[Material provided Boundary: Start]

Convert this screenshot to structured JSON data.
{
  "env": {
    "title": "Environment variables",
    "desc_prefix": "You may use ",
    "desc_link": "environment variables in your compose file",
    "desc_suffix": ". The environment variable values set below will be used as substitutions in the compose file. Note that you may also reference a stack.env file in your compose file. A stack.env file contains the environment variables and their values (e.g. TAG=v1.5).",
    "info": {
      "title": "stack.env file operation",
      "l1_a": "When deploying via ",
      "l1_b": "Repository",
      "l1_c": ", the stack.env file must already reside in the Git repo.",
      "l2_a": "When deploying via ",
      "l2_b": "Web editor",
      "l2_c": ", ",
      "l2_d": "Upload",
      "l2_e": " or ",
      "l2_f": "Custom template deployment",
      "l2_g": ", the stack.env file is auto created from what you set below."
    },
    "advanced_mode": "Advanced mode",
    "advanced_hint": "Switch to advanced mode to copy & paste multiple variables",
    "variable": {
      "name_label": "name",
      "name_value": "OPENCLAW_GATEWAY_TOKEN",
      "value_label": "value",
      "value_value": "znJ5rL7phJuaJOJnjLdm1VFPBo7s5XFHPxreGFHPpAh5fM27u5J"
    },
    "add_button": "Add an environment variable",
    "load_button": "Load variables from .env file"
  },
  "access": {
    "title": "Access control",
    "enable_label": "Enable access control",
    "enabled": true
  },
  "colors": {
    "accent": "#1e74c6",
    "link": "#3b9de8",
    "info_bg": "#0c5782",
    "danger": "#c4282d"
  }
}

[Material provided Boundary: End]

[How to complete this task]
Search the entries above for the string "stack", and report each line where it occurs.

[Output]
    "desc_suffix": ". The environment variable values set below will be used as substitutions in the compose file. Note that you may also reference a stack.env file in your compose file. A stack.env file contains the environment variables and their values (e.g. TAG=v1.5).",
      "title": "stack.env file operation",
      "l1_c": ", the stack.env file must already reside in the Git repo.",
      "l2_g": ", the stack.env file is auto created from what you set below."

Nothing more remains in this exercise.